→ WHAT IS NEEDED: Find the lines below holding the word "subtitle" and copy each of them.
######
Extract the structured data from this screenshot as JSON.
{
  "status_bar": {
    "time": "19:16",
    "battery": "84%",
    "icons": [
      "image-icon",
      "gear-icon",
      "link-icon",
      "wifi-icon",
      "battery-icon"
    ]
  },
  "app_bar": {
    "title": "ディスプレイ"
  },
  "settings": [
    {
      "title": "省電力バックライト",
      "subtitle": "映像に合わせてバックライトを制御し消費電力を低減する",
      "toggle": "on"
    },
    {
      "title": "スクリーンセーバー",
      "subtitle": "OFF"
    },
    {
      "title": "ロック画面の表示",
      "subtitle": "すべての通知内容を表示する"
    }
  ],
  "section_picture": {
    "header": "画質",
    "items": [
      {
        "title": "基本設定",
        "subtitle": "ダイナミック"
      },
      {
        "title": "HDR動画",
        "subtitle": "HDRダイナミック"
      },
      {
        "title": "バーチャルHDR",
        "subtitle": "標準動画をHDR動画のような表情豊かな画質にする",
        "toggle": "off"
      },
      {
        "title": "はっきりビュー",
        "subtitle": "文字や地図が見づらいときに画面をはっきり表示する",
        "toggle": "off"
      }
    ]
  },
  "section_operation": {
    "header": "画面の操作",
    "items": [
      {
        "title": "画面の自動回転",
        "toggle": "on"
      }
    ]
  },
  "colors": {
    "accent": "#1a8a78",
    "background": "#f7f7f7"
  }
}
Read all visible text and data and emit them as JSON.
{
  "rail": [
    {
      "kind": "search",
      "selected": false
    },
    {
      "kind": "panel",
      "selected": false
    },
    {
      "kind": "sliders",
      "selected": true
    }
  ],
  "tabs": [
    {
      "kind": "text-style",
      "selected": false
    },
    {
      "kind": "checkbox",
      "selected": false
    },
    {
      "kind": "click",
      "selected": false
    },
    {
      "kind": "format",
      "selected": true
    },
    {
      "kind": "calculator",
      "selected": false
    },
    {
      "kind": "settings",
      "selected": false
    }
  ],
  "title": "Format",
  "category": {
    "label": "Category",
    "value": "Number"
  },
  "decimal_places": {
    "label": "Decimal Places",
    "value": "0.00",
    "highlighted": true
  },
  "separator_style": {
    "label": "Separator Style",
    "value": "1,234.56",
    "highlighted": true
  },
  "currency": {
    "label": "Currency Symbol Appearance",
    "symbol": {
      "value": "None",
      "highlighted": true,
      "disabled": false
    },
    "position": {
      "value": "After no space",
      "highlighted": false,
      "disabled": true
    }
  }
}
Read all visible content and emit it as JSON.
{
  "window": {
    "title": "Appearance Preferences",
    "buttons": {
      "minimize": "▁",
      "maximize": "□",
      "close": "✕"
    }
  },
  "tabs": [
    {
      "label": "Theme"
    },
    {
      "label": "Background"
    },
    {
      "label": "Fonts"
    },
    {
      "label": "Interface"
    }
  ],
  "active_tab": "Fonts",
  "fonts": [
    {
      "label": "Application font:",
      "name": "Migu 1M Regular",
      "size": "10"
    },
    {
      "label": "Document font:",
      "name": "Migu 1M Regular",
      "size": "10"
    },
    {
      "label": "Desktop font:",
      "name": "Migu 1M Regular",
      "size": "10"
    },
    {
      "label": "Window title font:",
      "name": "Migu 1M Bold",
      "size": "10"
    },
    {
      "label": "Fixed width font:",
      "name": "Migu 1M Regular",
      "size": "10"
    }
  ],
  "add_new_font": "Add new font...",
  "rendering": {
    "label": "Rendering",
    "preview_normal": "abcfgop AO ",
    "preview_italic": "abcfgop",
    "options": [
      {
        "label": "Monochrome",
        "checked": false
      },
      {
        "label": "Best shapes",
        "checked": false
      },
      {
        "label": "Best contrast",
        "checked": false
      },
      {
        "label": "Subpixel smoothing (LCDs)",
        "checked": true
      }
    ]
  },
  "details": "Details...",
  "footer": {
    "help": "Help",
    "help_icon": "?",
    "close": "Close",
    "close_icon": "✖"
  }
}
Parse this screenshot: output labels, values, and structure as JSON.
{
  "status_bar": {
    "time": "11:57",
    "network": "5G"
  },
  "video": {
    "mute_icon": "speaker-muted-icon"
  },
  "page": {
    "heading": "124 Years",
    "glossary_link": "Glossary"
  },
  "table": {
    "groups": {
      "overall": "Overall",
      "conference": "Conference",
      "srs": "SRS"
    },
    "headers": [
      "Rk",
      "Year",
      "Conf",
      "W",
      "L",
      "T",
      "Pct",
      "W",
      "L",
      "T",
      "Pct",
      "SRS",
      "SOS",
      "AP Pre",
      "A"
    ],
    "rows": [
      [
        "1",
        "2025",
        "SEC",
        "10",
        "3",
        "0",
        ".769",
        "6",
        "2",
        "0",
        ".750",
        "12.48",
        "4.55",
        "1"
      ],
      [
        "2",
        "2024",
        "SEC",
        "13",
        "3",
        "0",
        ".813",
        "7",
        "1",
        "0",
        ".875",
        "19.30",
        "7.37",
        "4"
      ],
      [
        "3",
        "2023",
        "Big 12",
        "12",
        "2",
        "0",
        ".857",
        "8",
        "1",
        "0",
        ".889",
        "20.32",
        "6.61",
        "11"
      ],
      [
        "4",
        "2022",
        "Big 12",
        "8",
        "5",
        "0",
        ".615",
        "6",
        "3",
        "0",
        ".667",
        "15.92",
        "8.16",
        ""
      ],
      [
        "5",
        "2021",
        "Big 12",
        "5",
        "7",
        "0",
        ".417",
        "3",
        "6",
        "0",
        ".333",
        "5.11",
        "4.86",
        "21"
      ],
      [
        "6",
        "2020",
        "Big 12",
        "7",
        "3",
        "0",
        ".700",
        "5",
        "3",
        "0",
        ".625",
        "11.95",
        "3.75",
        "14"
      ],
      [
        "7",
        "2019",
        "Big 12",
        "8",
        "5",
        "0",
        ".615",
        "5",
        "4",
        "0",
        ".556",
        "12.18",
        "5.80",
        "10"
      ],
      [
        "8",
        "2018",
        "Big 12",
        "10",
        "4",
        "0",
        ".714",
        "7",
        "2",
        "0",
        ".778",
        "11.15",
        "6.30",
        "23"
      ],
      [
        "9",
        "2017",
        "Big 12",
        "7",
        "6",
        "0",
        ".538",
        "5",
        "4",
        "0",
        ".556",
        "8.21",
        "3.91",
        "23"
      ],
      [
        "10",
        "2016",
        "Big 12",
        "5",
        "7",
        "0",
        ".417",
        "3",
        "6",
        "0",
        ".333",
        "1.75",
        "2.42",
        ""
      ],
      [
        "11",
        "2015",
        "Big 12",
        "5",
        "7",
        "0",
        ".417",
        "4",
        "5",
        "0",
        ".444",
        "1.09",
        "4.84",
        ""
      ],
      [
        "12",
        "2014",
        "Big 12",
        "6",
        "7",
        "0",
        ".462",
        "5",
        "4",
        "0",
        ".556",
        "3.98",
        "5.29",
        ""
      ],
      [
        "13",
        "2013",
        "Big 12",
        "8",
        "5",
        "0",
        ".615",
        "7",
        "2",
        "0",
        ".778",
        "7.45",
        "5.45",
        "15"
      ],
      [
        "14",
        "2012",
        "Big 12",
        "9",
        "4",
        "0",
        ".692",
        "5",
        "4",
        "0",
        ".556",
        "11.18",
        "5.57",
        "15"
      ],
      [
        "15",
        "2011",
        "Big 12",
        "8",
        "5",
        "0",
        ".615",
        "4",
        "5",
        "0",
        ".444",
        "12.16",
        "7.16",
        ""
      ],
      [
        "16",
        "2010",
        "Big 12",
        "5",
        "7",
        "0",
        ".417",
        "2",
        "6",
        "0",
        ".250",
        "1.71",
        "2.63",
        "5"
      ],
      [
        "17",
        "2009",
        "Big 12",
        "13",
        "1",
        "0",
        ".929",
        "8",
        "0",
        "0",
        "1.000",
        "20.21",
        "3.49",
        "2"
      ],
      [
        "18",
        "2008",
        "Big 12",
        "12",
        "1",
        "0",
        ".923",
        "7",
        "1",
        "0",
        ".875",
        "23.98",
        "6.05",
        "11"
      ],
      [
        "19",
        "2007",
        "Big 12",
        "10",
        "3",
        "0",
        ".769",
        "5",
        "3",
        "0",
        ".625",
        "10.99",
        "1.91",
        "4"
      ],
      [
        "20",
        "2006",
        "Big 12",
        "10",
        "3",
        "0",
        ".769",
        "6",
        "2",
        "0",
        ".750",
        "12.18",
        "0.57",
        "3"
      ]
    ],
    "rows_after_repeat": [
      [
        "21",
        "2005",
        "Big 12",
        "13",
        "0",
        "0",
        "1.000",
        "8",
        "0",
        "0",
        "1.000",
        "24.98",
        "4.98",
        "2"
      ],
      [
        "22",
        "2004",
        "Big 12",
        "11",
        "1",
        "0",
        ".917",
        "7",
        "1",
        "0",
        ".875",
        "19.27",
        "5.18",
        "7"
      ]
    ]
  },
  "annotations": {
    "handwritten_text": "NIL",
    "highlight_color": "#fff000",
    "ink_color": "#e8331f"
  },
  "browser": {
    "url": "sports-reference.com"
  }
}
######
→ TASK RESPONSE:
      "subtitle": "映像に合わせてバックライトを制御し消費電力を低減する",
      "subtitle": "OFF"
      "subtitle": "すべての通知内容を表示する"
        "subtitle": "ダイナミック"
        "subtitle": "HDRダイナミック"
        "subtitle": "標準動画をHDR動画のような表情豊かな画質にする",
        "subtitle": "文字や地図が見づらいときに画面をはっきり表示する",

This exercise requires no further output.